I don’t presume to be the arbiter of medical conscience or to prescribe, let alone dictate, boundaries of professional behavior. I readily acknowledge that I may bear the label of traditionalist, and that medical science has made “Seven League Strides” since my student days seven decades ago; but the eternal verities require no defense, nor does the record of species evolution. We ignore the lessons of history at our own peril and those for whom we are responsible.

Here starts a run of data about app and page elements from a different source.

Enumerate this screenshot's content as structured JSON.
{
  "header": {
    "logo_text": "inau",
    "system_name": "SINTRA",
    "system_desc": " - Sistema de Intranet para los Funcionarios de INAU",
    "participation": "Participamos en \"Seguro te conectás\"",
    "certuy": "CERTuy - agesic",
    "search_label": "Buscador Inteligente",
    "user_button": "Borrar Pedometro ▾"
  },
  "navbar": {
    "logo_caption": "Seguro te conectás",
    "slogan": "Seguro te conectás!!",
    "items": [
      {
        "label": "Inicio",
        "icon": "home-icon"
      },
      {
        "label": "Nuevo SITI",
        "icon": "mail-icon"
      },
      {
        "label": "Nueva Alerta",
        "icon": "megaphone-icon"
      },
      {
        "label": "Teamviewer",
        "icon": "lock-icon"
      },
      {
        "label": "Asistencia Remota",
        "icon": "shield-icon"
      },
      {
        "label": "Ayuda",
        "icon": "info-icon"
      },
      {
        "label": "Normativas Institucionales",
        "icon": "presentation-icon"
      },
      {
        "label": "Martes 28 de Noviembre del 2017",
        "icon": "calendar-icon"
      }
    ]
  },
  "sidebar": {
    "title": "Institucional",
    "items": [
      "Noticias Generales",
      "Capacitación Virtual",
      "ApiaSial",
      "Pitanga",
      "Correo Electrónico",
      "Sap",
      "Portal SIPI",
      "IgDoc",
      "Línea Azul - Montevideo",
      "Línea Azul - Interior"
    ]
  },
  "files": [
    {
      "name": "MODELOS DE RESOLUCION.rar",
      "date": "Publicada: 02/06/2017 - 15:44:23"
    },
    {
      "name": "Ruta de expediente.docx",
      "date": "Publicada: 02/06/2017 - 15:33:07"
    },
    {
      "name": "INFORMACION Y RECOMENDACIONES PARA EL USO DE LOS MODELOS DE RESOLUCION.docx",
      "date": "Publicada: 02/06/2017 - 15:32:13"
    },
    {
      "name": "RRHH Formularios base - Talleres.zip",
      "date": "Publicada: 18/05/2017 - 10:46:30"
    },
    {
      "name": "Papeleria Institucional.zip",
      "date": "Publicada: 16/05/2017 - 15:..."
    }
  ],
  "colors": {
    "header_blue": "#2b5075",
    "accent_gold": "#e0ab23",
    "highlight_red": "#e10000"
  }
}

I hasten to add that none of the earlier remarks in reference to the variety of animal feeds and diets is meant to overlook in any way the tremendous contributions of scientific nutrition to the health of domestic animals, large and small. The recognition of the American College of Veterinary Nutrition in 1988 by the American Veterinary Medical Association was clear evidence of the successful efforts of both profession and industry to treat and prevent a multiplicity of animal health problems.
Lastly, a disclaimer. The dean extends me the privilege of writing this column, which I gratefully accept with the understanding that my opinions may not coincide exactly with the positions of the administration. I do not assume the opportunity lightly and trust it will never be abused. Out of respect for the institution, as well as the reader, challenges or contrarian views will never be ignored or suppressed, but instead are anticipated.
Yr humbl & obdt svt
“SO, WHAT’DYA GET FROM ALL OF THIS?”
“Not much. Some vague idea that we’d gone off course with evolution and were getting crosswise with Mother Nature — stomach ulcers in horses, heart disease in dogs and thyroid problems in cats. No big deal. Mostly anecdotal reminiscences and apocryphal recollections. About what you’d expect from an old geezer who’d outlived his usefulness. Might’ve made some people mad.”